BROADALBIN - Sylvia Karp sat in her kitchen Wednesday morning making snacks with the sounds of footsteps on her roof and hammers reverberating throughout her Union Mills Road home.
The 80-year-old Karp said she doesn't have much energy anymore, but the seven workers with the Reach Workcamps program had a lot of energy as they rebuilt the roof and repainted the front porch.
Reach Workcamps is a Christian-based organization that provides a week-long volunteer service to low-income communities at no cost to homeowners.
Reach Workcamp volunteers work on Sylvia Karp’s roof Wednesday morning at the Union Mills Road location in Broadalbin.
The Leader-Herald/John Borgolini
A group of 479 volunteers - made up of youths and their adult sponsors - is in Broadalbin this week, staying at the Broadalbin-Perth High School gymnasium.
The group is in the fifth week of an eight-week endeavor that also includes stops in Joliet, Ill., Clinton, Tenn., Kanawha County, W.V., Eleanor, W.Va., and Ontario, Wayne County.
"When you're 80 and you make a list of five things to do, you do one thing and you get tired," Karp said. "I can't even do the greenery outside, which I loved to do. You have to cope with the cards you're dealt.
"They're just so wonderful. I'm so pleased with the youngsters. It's seems at every turn they don't goof around. They're hardworking."
The program began in 1992 and has hosted 117 work camps and more than 43,000 junior and senior high school students and their adult sponsors.

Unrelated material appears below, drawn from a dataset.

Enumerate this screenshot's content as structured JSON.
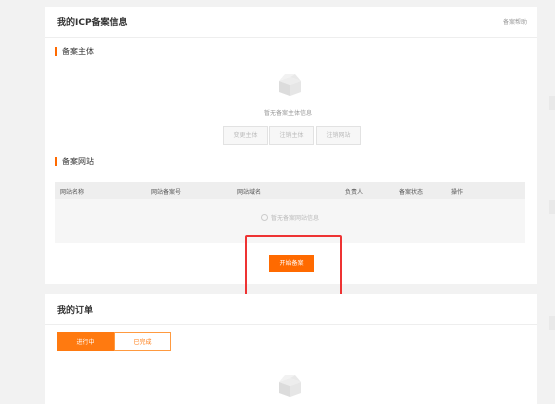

To become involved, each worker has to pay $399, which is usually raised through charity, but workers such as Coert Voorhees Jr., a youth from the Forrest Burdette United Methodist Church in Hurricane, W.Va., say the cost and effort are well worth it.
"It doesn't just stay here. It goes home with you," he said. "It doesn't matter what age you are. It doesn't matter what work experience you have. You just band together and help each other."

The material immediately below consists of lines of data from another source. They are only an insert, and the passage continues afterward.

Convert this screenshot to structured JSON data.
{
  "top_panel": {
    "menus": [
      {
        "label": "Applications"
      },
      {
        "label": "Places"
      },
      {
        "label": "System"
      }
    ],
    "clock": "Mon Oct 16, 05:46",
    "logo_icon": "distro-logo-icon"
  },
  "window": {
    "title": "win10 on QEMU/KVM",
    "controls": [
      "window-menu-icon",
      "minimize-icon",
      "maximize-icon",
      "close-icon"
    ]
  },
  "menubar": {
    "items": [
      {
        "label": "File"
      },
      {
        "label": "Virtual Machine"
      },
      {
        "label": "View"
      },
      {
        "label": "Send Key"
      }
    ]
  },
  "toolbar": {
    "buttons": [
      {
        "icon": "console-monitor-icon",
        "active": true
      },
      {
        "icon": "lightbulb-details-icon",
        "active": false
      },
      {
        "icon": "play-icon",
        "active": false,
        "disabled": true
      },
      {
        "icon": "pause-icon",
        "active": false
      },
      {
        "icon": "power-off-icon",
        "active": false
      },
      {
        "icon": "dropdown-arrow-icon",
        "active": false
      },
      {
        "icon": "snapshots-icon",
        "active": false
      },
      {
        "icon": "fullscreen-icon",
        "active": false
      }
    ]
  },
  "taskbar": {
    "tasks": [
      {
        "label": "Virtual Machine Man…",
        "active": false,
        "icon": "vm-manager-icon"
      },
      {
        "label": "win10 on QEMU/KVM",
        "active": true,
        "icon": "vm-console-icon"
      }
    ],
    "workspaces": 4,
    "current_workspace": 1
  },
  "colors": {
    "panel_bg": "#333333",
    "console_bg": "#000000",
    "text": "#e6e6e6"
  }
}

Mike Jones, co-founder of the organization, said the program was created to give youths the chance to help people and provide them with warmer and drier conditions in their homes.
"We say regardless of the name over our church, we're called to be servants," Jones said. "Out of response of what God has done for us, we're serving him. That comes in paint, wheelchair ramps, drywall and roofing. That's one part, but I hope the students walk away with a sense of their value."

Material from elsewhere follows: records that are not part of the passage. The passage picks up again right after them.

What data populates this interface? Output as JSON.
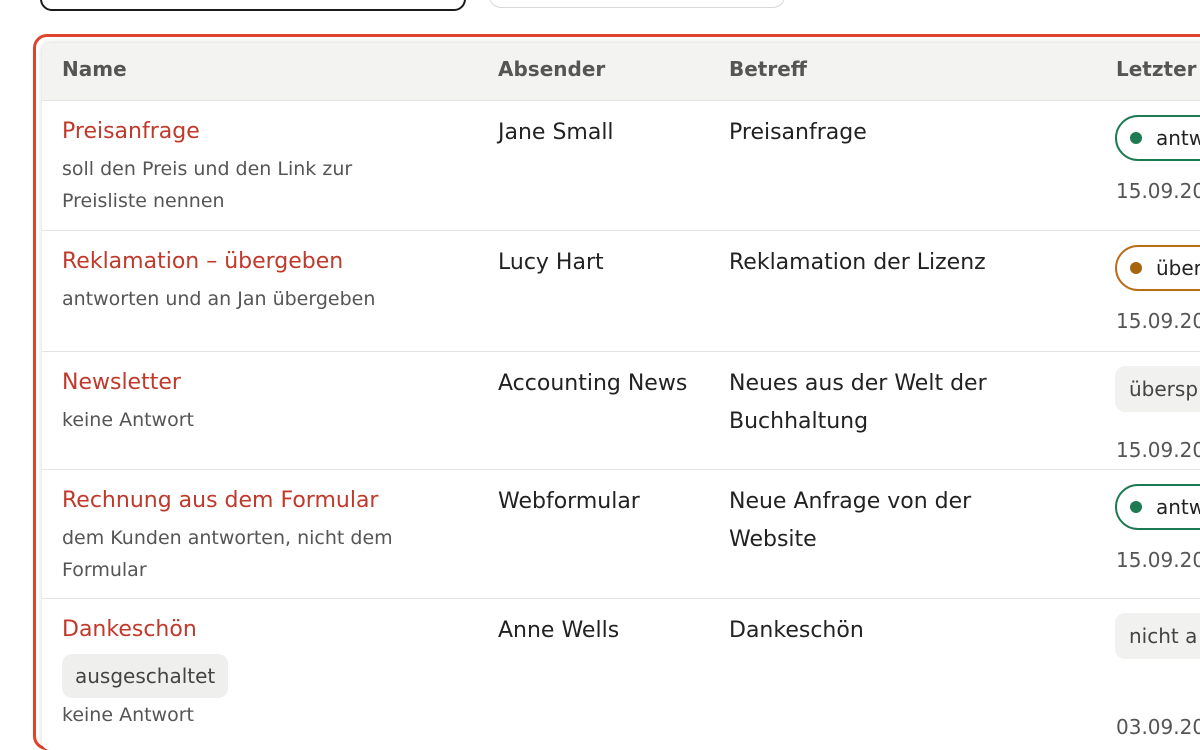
{
  "table": {
    "headers": {
      "name": "Name",
      "sender": "Absender",
      "subject": "Betreff",
      "last": "Letzter l"
    },
    "rows": [
      {
        "name": "Preisanfrage",
        "description": "soll den Preis und den Link zur Preisliste nennen",
        "sender": "Jane Small",
        "subject": "Preisanfrage",
        "status": "antw",
        "status_color": "#1e7a52",
        "date": "15.09.20"
      },
      {
        "name": "Reklamation – übergeben",
        "description": "antworten und an Jan übergeben",
        "sender": "Lucy Hart",
        "subject": "Reklamation der Lizenz",
        "status": "über",
        "status_color": "#b86d1a",
        "date": "15.09.20"
      },
      {
        "name": "Newsletter",
        "description": "keine Antwort",
        "sender": "Accounting News",
        "subject": "Neues aus der Welt der Buchhaltung",
        "status": "übersp",
        "status_color": "#f1f1ef",
        "date": "15.09.20"
      },
      {
        "name": "Rechnung aus dem Formular",
        "description": "dem Kunden antworten, nicht dem Formular",
        "sender": "Webformular",
        "subject": "Neue Anfrage von der Website",
        "status": "antw",
        "status_color": "#1e7a52",
        "date": "15.09.20"
      },
      {
        "name": "Dankeschön",
        "tag": "ausgeschaltet",
        "description": "keine Antwort",
        "sender": "Anne Wells",
        "subject": "Dankeschön",
        "status": "nicht a",
        "status_color": "#f1f1ef",
        "date": "03.09.20"
      }
    ]
  },
  "colors": {
    "highlight": "#e0432b",
    "name_link": "#c0392b"
  }
}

The Reach program was co-founded by Paul Moyer, a former minister of the Broadalbin First Presbyterian Church. He gave $10,000 to Jones.
The inaugural camp took place in Madison, Ky., and the second camp was held in Johnstown.
Since then, the volunteers have been back five times, most recently in 2006, and have worked in several locations in the county, including Amsterdam, Broadalbin, Fonda, Fultonville, Gloversville, Johnstown and Mayfield.
Jones said the volunteers have completed about 200 local projects during the five trips.